▶ _TASK REQUIREMENTS_:
The whole listing is to be repeated exactly. Add nothing.

== INFORMATION SUPPLIED

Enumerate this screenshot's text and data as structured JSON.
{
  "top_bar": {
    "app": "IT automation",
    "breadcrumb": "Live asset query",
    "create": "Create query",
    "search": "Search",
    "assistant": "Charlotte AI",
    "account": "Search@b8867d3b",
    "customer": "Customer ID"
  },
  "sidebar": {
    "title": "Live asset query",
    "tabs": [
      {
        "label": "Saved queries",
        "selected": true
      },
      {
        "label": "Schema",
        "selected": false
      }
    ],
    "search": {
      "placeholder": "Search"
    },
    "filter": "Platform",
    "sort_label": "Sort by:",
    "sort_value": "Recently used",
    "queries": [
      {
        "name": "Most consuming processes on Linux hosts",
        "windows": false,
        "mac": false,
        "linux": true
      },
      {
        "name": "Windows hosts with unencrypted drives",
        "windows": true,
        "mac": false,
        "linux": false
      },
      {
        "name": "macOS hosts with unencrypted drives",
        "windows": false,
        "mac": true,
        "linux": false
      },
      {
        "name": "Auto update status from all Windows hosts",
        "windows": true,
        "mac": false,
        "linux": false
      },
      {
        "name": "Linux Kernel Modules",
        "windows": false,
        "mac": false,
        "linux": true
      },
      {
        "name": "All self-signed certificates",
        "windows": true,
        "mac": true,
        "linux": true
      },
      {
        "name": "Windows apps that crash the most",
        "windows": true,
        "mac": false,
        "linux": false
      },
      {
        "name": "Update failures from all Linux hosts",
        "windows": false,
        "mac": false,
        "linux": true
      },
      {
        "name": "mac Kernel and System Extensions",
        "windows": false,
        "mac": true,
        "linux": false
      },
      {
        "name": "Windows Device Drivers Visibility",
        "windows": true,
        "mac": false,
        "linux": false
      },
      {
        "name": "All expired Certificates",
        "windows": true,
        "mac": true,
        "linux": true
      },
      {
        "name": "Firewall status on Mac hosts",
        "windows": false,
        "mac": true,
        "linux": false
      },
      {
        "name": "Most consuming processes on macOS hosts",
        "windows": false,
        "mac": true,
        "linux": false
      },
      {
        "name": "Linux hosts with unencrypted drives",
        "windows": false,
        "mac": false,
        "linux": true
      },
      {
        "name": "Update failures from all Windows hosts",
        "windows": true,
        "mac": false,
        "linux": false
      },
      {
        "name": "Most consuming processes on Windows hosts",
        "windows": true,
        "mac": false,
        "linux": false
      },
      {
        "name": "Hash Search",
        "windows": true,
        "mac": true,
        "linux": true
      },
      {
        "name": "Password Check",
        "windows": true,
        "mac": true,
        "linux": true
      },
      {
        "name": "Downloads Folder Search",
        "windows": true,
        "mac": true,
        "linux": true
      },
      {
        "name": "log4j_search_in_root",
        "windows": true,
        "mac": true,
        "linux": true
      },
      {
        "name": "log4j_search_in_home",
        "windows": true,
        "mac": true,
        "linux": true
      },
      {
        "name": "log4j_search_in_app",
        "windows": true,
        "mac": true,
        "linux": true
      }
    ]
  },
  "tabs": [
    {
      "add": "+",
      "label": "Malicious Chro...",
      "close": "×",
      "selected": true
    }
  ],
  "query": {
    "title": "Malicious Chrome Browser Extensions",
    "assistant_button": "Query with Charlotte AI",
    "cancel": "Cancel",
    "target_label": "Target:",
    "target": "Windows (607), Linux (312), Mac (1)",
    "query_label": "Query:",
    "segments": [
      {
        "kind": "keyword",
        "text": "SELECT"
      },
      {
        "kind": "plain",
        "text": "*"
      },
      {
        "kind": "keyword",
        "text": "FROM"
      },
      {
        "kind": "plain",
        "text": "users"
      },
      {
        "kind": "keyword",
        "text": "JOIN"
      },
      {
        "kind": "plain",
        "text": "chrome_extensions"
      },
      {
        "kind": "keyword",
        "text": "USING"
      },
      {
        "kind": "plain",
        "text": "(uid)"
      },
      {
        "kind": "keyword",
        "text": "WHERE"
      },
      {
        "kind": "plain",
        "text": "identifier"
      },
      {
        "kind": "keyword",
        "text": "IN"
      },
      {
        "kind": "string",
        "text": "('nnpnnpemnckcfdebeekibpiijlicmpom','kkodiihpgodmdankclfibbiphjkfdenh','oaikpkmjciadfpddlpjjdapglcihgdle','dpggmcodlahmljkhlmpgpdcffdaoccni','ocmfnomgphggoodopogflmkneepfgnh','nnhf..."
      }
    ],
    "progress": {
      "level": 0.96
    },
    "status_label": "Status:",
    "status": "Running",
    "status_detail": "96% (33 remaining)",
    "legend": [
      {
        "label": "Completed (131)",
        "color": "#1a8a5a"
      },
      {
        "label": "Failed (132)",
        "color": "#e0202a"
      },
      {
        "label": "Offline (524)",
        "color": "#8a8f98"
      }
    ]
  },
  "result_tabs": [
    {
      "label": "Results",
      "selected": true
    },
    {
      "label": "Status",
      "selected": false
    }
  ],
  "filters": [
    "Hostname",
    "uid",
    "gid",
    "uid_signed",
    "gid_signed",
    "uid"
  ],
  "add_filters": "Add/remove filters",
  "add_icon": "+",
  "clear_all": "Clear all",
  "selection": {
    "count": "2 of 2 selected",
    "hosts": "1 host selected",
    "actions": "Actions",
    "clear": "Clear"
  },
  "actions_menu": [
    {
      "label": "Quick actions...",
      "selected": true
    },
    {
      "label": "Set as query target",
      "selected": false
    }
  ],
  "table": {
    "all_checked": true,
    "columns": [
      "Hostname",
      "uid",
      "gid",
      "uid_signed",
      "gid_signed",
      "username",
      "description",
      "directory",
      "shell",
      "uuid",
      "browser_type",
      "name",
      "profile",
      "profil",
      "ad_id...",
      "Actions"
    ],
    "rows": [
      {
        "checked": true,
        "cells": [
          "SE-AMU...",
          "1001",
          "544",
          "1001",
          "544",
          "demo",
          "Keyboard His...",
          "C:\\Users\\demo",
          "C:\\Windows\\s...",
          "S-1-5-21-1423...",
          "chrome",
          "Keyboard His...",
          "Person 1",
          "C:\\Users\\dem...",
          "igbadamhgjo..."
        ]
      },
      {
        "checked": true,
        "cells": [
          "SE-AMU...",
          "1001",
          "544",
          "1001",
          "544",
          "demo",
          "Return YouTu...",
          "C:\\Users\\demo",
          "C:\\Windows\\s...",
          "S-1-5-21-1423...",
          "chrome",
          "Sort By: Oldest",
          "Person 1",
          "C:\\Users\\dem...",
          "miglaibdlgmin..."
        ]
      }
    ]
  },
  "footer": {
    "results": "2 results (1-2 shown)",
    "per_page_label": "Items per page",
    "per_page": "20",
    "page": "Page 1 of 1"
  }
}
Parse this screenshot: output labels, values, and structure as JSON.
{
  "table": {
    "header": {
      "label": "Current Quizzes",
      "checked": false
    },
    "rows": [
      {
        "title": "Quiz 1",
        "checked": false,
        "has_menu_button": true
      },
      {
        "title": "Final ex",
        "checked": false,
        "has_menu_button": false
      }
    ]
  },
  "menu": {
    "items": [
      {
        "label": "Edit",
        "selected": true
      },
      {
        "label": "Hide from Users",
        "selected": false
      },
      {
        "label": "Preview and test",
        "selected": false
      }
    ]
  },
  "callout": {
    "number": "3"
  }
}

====

▶ _OUTPUT_:
Enumerate this screenshot's text and data as structured JSON.
{
  "top_bar": {
    "app": "IT automation",
    "breadcrumb": "Live asset query",
    "create": "Create query",
    "search": "Search",
    "assistant": "Charlotte AI",
    "account": "Search@b8867d3b",
    "customer": "Customer ID"
  },
  "sidebar": {
    "title": "Live asset query",
    "tabs": [
      {
        "label": "Saved queries",
        "selected": true
      },
      {
        "label": "Schema",
        "selected": false
      }
    ],
    "search": {
      "placeholder": "Search"
    },
    "filter": "Platform",
    "sort_label": "Sort by:",
    "sort_value": "Recently used",
    "queries": [
      {
        "name": "Most consuming processes on Linux hosts",
        "windows": false,
        "mac": false,
        "linux": true
      },
      {
        "name": "Windows hosts with unencrypted drives",
        "windows": true,
        "mac": false,
        "linux": false
      },
      {
        "name": "macOS hosts with unencrypted drives",
        "windows": false,
        "mac": true,
        "linux": false
      },
      {
        "name": "Auto update status from all Windows hosts",
        "windows": true,
        "mac": false,
        "linux": false
      },
      {
        "name": "Linux Kernel Modules",
        "windows": false,
        "mac": false,
        "linux": true
      },
      {
        "name": "All self-signed certificates",
        "windows": true,
        "mac": true,
        "linux": true
      },
      {
        "name": "Windows apps that crash the most",
        "windows": true,
        "mac": false,
        "linux": false
      },
      {
        "name": "Update failures from all Linux hosts",
        "windows": false,
        "mac": false,
        "linux": true
      },
      {
        "name": "mac Kernel and System Extensions",
        "windows": false,
        "mac": true,
        "linux": false
      },
      {
        "name": "Windows Device Drivers Visibility",
        "windows": true,
        "mac": false,
        "linux": false
      },
      {
        "name": "All expired Certificates",
        "windows": true,
        "mac": true,
        "linux": true
      },
      {
        "name": "Firewall status on Mac hosts",
        "windows": false,
        "mac": true,
        "linux": false
      },
      {
        "name": "Most consuming processes on macOS hosts",
        "windows": false,
        "mac": true,
        "linux": false
      },
      {
        "name": "Linux hosts with unencrypted drives",
        "windows": false,
        "mac": false,
        "linux": true
      },
      {
        "name": "Update failures from all Windows hosts",
        "windows": true,
        "mac": false,
        "linux": false
      },
      {
        "name": "Most consuming processes on Windows hosts",
        "windows": true,
        "mac": false,
        "linux": false
      },
      {
        "name": "Hash Search",
        "windows": true,
        "mac": true,
        "linux": true
      },
      {
        "name": "Password Check",
        "windows": true,
        "mac": true,
        "linux": true
      },
      {
        "name": "Downloads Folder Search",
        "windows": true,
        "mac": true,
        "linux": true
      },
      {
        "name": "log4j_search_in_root",
        "windows": true,
        "mac": true,
        "linux": true
      },
      {
        "name": "log4j_search_in_home",
        "windows": true,
        "mac": true,
        "linux": true
      },
      {
        "name": "log4j_search_in_app",
        "windows": true,
        "mac": true,
        "linux": true
      }
    ]
  },
  "tabs": [
    {
      "add": "+",
      "label": "Malicious Chro...",
      "close": "×",
      "selected": true
    }
  ],
  "query": {
    "title": "Malicious Chrome Browser Extensions",
    "assistant_button": "Query with Charlotte AI",
    "cancel": "Cancel",
    "target_label": "Target:",
    "target": "Windows (607), Linux (312), Mac (1)",
    "query_label": "Query:",
    "segments": [
      {
        "kind": "keyword",
        "text": "SELECT"
      },
      {
        "kind": "plain",
        "text": "*"
      },
      {
        "kind": "keyword",
        "text": "FROM"
      },
      {
        "kind": "plain",
        "text": "users"
      },
      {
        "kind": "keyword",
        "text": "JOIN"
      },
      {
        "kind": "plain",
        "text": "chrome_extensions"
      },
      {
        "kind": "keyword",
        "text": "USING"
      },
      {
        "kind": "plain",
        "text": "(uid)"
      },
      {
        "kind": "keyword",
        "text": "WHERE"
      },
      {
        "kind": "plain",
        "text": "identifier"
      },
      {
        "kind": "keyword",
        "text": "IN"
      },
      {
        "kind": "string",
        "text": "('nnpnnpemnckcfdebeekibpiijlicmpom','kkodiihpgodmdankclfibbiphjkfdenh','oaikpkmjciadfpddlpjjdapglcihgdle','dpggmcodlahmljkhlmpgpdcffdaoccni','ocmfnomgphggoodopogflmkneepfgnh','nnhf..."
      }
    ],
    "progress": {
      "level": 0.96
    },
    "status_label": "Status:",
    "status": "Running",
    "status_detail": "96% (33 remaining)",
    "legend": [
      {
        "label": "Completed (131)",
        "color": "#1a8a5a"
      },
      {
        "label": "Failed (132)",
        "color": "#e0202a"
      },
      {
        "label": "Offline (524)",
        "color": "#8a8f98"
      }
    ]
  },
  "result_tabs": [
    {
      "label": "Results",
      "selected": true
    },
    {
      "label": "Status",
      "selected": false
    }
  ],
  "filters": [
    "Hostname",
    "uid",
    "gid",
    "uid_signed",
    "gid_signed",
    "uid"
  ],
  "add_filters": "Add/remove filters",
  "add_icon": "+",
  "clear_all": "Clear all",
  "selection": {
    "count": "2 of 2 selected",
    "hosts": "1 host selected",
    "actions": "Actions",
    "clear": "Clear"
  },
  "actions_menu": [
    {
      "label": "Quick actions...",
      "selected": true
    },
    {
      "label": "Set as query target",
      "selected": false
    }
  ],
  "table": {
    "all_checked": true,
    "columns": [
      "Hostname",
      "uid",
      "gid",
      "uid_signed",
      "gid_signed",
      "username",
      "description",
      "directory",
      "shell",
      "uuid",
      "browser_type",
      "name",
      "profile",
      "profil",
      "ad_id...",
      "Actions"
    ],
    "rows": [
      {
        "checked": true,
        "cells": [
          "SE-AMU...",
          "1001",
          "544",
          "1001",
          "544",
          "demo",
          "Keyboard His...",
          "C:\\Users\\demo",
          "C:\\Windows\\s...",
          "S-1-5-21-1423...",
          "chrome",
          "Keyboard His...",
          "Person 1",
          "C:\\Users\\dem...",
          "igbadamhgjo..."
        ]
      },
      {
        "checked": true,
        "cells": [
          "SE-AMU...",
          "1001",
          "544",
          "1001",
          "544",
          "demo",
          "Return YouTu...",
          "C:\\Users\\demo",
          "C:\\Windows\\s...",
          "S-1-5-21-1423...",
          "chrome",
          "Sort By: Oldest",
          "Person 1",
          "C:\\Users\\dem...",
          "miglaibdlgmin..."
        ]
      }
    ]
  },
  "footer": {
    "results": "2 results (1-2 shown)",
    "per_page_label": "Items per page",
    "per_page": "20",
    "page": "Page 1 of 1"
  }
}
Parse this screenshot: output labels, values, and structure as JSON.
{
  "table": {
    "header": {
      "label": "Current Quizzes",
      "checked": false
    },
    "rows": [
      {
        "title": "Quiz 1",
        "checked": false,
        "has_menu_button": true
      },
      {
        "title": "Final ex",
        "checked": false,
        "has_menu_button": false
      }
    ]
  },
  "menu": {
    "items": [
      {
        "label": "Edit",
        "selected": true
      },
      {
        "label": "Hide from Users",
        "selected": false
      },
      {
        "label": "Preview and test",
        "selected": false
      }
    ]
  },
  "callout": {
    "number": "3"
  }
}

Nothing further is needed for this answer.